======== DATASET CONTENT

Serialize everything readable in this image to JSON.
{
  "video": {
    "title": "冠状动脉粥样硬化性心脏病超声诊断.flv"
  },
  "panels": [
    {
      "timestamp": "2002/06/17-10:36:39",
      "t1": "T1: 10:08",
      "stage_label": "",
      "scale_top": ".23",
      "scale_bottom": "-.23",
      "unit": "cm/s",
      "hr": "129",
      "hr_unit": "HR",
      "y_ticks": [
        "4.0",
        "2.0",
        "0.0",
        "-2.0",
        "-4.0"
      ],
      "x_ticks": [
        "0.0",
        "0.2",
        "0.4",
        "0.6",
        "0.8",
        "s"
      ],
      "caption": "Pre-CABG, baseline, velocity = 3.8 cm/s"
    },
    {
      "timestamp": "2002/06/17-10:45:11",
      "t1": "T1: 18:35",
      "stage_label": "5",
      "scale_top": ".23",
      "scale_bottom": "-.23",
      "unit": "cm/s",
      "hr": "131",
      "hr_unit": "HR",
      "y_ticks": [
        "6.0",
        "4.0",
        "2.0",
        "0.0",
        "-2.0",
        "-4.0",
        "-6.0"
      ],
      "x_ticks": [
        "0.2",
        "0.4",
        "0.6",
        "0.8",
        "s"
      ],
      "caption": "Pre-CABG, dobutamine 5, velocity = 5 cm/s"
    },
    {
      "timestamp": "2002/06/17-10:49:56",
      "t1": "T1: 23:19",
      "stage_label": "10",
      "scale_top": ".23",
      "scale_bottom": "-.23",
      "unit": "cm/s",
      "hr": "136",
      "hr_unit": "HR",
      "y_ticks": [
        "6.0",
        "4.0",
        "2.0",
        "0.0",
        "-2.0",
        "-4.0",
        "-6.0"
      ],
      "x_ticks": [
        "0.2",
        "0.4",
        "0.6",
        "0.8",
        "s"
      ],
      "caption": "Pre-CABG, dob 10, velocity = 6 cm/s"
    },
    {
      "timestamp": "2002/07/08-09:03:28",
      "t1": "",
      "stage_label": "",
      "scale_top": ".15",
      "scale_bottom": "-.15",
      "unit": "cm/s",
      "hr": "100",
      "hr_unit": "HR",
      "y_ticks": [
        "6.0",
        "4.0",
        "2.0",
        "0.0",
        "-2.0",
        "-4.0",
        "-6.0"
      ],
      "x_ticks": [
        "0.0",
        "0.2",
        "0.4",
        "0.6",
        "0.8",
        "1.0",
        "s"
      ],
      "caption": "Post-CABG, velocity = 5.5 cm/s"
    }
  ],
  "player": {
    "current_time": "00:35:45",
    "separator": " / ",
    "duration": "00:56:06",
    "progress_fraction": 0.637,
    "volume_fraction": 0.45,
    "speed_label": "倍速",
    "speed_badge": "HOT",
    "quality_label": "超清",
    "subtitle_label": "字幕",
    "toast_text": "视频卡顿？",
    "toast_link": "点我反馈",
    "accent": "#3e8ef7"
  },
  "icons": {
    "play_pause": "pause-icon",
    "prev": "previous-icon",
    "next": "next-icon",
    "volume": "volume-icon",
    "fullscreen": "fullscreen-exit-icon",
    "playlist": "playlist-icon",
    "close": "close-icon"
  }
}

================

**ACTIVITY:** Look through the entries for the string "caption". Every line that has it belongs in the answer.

**ANSWER TO THIS EXERCISE:**
      "caption": "Pre-CABG, baseline, velocity = 3.8 cm/s"
      "caption": "Pre-CABG, dobutamine 5, velocity = 5 cm/s"
      "caption": "Pre-CABG, dob 10, velocity = 6 cm/s"
      "caption": "Post-CABG, velocity = 5.5 cm/s"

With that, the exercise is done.